That we as students choose to host such events—which a totally unscientific straw poll of students at Princeton, Yale, Stanford, the University of Washington, and Eastern Washington University confirms are quite uncommon in the wider world—says something about Columbians themselves. It especially says something about the way we as a cam-pus feel about sex, relationships, love and Valentine’s Day. That feeling might be described, in large part, as lonely. The sexless Columbian is part of our perpetual zeitgeist. Logically, it makes sense that this is what happens when a sex-positive, masturbation friendly campus meets a self-aware, lonely student culture with active and independent community builders.
And we may see more of these student-led masturbation events in the near future. The one thing RAs do believe is changing within Residential Life is a growing emphasis on encouraging the RAs to produce more programming. Over the coming years, RAs will be producing more events and be motivated to make these events more inventive. With the prec- edent in hand and the spirit in the air, just imagine the events that will spring up around Valentine’s Day in years to come.

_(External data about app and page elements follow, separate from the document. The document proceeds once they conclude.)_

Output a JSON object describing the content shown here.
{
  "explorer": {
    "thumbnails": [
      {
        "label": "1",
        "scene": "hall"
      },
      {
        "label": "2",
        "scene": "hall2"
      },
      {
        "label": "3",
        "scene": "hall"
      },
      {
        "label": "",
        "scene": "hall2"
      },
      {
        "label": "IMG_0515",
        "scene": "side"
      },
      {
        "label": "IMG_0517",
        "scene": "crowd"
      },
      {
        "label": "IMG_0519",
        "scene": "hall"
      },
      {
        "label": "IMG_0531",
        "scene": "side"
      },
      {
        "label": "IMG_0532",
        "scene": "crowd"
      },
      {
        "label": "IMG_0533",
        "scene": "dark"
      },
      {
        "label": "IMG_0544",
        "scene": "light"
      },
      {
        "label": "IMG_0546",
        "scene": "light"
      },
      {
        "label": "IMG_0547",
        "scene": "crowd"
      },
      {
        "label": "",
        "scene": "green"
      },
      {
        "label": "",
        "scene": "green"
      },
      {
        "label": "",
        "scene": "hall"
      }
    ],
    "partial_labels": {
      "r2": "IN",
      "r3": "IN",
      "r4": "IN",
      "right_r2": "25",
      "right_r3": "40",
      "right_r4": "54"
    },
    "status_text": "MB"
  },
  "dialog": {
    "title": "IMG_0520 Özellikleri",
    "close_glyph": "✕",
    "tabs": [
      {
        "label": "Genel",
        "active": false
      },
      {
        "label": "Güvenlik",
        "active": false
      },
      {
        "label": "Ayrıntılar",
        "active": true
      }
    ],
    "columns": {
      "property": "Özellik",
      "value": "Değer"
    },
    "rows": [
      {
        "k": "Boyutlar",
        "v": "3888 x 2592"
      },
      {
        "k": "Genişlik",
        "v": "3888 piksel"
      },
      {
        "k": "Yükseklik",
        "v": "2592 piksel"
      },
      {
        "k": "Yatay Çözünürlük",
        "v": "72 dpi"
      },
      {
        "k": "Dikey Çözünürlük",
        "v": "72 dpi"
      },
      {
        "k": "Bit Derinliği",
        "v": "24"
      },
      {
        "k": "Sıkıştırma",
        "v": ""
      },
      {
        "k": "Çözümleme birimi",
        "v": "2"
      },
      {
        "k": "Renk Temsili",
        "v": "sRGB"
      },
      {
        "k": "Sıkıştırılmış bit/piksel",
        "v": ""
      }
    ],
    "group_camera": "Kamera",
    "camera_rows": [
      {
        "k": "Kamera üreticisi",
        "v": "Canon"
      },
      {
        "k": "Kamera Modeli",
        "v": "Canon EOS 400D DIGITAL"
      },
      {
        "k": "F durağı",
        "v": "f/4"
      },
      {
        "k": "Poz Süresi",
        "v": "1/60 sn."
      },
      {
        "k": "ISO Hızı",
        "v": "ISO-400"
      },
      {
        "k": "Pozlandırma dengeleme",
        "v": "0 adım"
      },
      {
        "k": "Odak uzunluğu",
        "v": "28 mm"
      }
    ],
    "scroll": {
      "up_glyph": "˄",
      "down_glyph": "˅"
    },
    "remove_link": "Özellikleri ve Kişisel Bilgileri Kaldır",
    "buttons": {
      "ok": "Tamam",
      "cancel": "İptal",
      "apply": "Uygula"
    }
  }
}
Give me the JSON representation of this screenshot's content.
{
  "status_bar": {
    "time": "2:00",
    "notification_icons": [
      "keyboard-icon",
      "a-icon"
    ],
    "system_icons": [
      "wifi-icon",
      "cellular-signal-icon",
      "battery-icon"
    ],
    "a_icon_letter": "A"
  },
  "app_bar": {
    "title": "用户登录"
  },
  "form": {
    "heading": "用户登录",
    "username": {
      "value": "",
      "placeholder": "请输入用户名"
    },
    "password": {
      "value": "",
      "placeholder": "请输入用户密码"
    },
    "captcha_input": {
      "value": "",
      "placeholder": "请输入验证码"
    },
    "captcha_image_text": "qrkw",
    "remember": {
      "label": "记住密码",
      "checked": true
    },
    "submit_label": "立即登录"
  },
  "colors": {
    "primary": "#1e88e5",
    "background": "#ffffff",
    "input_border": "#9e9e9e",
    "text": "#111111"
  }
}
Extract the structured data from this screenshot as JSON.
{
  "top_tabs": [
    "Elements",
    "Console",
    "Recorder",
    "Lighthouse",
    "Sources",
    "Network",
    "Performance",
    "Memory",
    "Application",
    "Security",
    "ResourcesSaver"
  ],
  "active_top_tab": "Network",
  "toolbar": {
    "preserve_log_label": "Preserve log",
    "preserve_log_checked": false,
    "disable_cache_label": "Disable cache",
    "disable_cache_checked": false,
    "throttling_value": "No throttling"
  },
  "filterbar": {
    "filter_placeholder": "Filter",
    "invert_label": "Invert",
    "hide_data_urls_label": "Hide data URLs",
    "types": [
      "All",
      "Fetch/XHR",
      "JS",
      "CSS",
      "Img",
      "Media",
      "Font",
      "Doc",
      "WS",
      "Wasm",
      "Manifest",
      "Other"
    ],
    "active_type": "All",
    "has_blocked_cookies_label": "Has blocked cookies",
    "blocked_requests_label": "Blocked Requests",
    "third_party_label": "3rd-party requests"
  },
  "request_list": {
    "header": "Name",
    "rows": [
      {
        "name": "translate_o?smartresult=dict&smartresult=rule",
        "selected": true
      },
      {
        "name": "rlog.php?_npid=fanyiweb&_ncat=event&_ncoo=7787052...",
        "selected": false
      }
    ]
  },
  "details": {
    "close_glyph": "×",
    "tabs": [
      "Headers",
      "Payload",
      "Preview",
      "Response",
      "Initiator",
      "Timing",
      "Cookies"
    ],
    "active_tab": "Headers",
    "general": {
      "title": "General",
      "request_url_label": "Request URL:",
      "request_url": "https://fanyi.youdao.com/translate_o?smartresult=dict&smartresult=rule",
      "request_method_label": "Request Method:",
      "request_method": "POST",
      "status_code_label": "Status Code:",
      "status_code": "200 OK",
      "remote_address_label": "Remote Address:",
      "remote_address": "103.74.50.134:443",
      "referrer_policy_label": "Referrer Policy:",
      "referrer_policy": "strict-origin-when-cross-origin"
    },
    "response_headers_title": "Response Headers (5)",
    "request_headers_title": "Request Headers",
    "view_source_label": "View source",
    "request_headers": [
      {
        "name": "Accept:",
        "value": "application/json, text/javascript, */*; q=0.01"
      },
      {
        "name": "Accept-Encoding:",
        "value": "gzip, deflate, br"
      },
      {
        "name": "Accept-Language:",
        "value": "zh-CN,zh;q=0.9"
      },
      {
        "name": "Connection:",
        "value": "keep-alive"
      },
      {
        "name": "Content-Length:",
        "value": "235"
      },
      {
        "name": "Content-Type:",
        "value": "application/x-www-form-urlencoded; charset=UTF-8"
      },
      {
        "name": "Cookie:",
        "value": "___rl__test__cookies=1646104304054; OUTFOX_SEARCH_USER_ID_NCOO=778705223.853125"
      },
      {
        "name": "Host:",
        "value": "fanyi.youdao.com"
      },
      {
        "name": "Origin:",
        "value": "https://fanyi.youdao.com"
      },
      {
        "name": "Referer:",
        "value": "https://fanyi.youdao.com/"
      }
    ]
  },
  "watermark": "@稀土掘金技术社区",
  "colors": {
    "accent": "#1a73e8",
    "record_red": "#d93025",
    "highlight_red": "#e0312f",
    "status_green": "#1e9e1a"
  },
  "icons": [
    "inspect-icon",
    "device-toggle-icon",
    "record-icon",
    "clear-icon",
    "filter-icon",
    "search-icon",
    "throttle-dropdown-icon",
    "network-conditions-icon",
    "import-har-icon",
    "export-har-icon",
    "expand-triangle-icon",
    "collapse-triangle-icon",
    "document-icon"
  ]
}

And there’s good reason to support that move and these events. In 1990, S.M. Davenport and J. Birtle published an article in the British Medical Journal proving what many of us have long suspected: Valentine’s Day can be such a depressing time that it might have a real impact on the lives and well-being of students—especially the lovelorn. Specifically, and grimly, Davenport and Birtle found a strong correlation between Valentine’s Day, emotional distress related to being alone, and failed suicide attempts. The only other holiday to share the correlation, and to a far weaker extent, was Christmas.
In recognition of the challenges and potential of this most potent, contrived, and at times alienating of holidays, many colleges do make concentrated efforts around Valentine’s Day to put out health- and wellness-oriented programming, says Alice!’s McNeil. This year, he knows, various universities in New York offered events ranging from HIV testing to speed dating, and many health groups are working to make Valentine’s Day synonymous with National Condom Day. Safe sex, relationship building, community building—all are common and more frequently pushed at colleges across America around Valentine’s Day. But a masturbatory emphasis is more uniquely ours.
For many, it is funny to see masturbation-themed events, especially falling in some loose proximity to Valentine’s Day. But to others, it is a sad confirmation and reinforcement of the stereotype and self-created identities of the lonely Columbian. At their best, these events can help to shake off the stigma and the loneliness of a natural human activity and the loneliness of a grim holiday. And at the very least, it’s another unique tradition to mark us as Columbians.